WHEN TRAVELING FOR LONG PERIODS OF TIME

At just a “few” shots per roll of film, you could really accumulate a collection of spent film on a long trip. This poses two problems: the cost of the film and developing, and the space needed to lug it around. Digital photos, on the other hand, don’t take up much space — especially if you’re packing a laptop or other mass storage device.

My baby stash. 1,629 shots.
Creative Commons License photo credit: Hillary Stein

Again, not saying that you can’t (or shouldn’t) shoot film on a lengthy vacation, but I wouldn’t leave the digital behind. When traveling, I bring both film and digital cameras, but I always pack way too much film. That’s the other downside to film — you bring more than you need, “just in case”.

WHEN YOU NEED A QUICK TURNAROUND

Not all paid shoots will require a ton of photos, but some will require a quick delivery of images. In this case, dealing with the film might be more work than it’s worth.

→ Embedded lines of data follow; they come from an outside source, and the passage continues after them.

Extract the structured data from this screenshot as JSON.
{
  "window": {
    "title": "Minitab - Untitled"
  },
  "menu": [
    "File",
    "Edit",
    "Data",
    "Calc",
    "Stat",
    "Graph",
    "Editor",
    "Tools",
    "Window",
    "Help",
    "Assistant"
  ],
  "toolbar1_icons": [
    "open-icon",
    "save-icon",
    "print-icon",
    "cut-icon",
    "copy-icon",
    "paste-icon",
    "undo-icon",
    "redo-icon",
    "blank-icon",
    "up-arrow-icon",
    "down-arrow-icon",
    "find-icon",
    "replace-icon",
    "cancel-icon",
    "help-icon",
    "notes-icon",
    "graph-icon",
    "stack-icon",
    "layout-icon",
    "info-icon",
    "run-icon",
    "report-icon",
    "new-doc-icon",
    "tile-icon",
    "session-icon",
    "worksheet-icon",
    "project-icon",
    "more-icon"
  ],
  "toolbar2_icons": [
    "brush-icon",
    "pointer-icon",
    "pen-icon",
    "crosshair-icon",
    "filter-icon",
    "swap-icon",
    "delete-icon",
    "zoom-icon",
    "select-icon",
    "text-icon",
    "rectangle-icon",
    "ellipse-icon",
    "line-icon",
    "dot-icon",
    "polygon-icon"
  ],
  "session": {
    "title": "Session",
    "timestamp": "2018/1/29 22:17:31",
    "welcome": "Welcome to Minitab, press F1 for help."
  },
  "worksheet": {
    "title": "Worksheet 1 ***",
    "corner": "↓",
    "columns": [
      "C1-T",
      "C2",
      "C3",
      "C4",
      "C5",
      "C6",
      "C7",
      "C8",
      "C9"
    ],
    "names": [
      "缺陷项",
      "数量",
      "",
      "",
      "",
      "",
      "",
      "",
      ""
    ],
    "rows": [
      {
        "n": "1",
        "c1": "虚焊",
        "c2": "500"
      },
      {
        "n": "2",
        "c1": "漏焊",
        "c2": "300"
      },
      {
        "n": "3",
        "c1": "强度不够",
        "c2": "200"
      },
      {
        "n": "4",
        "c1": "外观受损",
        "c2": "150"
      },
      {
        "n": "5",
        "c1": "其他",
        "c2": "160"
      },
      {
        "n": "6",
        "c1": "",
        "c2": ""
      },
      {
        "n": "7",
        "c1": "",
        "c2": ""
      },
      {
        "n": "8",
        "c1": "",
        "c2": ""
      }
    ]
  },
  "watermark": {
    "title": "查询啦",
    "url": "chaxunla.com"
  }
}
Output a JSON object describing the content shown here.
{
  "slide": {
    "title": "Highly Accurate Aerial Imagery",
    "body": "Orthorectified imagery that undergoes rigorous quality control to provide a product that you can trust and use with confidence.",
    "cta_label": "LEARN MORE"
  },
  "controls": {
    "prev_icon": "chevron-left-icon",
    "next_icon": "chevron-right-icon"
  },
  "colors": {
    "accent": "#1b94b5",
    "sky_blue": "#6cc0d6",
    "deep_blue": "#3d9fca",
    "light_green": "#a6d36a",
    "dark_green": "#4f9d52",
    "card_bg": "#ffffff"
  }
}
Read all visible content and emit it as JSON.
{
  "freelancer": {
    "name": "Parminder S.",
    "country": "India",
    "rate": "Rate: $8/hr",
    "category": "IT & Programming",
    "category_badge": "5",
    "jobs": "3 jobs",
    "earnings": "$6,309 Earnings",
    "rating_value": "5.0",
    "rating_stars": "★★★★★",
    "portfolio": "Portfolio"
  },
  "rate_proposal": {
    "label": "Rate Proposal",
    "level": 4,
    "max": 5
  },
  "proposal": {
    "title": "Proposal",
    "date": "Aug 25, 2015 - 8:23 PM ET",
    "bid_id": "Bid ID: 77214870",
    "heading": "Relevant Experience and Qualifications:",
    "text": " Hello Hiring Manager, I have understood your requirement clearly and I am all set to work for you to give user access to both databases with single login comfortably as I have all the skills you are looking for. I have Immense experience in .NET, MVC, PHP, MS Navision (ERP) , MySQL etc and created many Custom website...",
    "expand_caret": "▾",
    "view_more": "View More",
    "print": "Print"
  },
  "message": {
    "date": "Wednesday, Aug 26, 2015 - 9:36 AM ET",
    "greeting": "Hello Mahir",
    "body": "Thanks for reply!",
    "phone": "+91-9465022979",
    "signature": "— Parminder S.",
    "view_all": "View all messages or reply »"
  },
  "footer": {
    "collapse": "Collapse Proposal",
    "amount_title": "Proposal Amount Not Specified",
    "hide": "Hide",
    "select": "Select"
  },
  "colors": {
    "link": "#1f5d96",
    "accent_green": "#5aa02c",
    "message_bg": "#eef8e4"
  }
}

Even for personal stuff, sometimes you just need a quick shot of something that you can toss on the web. This is true for things such as blogs, eBay or Craigslist postings, quick family/friend emails, and other such situations. Obviously, digital rules in this area.

If you want to send a film photo through the interwebs, you have to shoot the entire roll, develop it, let it dry, chop it up, scan it, process it, and finally output it for the web. Digital… shoot, download, process, downsize, done. Hell, you could even shoot it on your cell phone and upload it straight to Flickr or Facebook. At any rate, film just takes a bit longer (and more money) to process and digitize.

WHEN YOU DON’T WANT TO SPEND THE MONEY

There is certainly an ongoing cost associated with shooting film, and that’s not always a bad thing when you can pick up a camera for less than $50. But not every situation you encounter will justify that film & developing cost.

I shoot a lot of film, even for personal stuff and family get-togethers. But sometimes I just don’t see the benefit of going analog. If you know you’re going to be taking a lot of personal shots that you’ll never have time or money to develop and/or print, just take the digital camera. Or maybe you’ve been shooting a lot of film and falling behind on developing and scanning — shooting digital for a while can be a nice break and allow you to catch up.

WHAT DID I MISS?

Besides the default “digital is always better than film” answer — that doesn’t count (and I’ll prove it wrong with a follow-up post).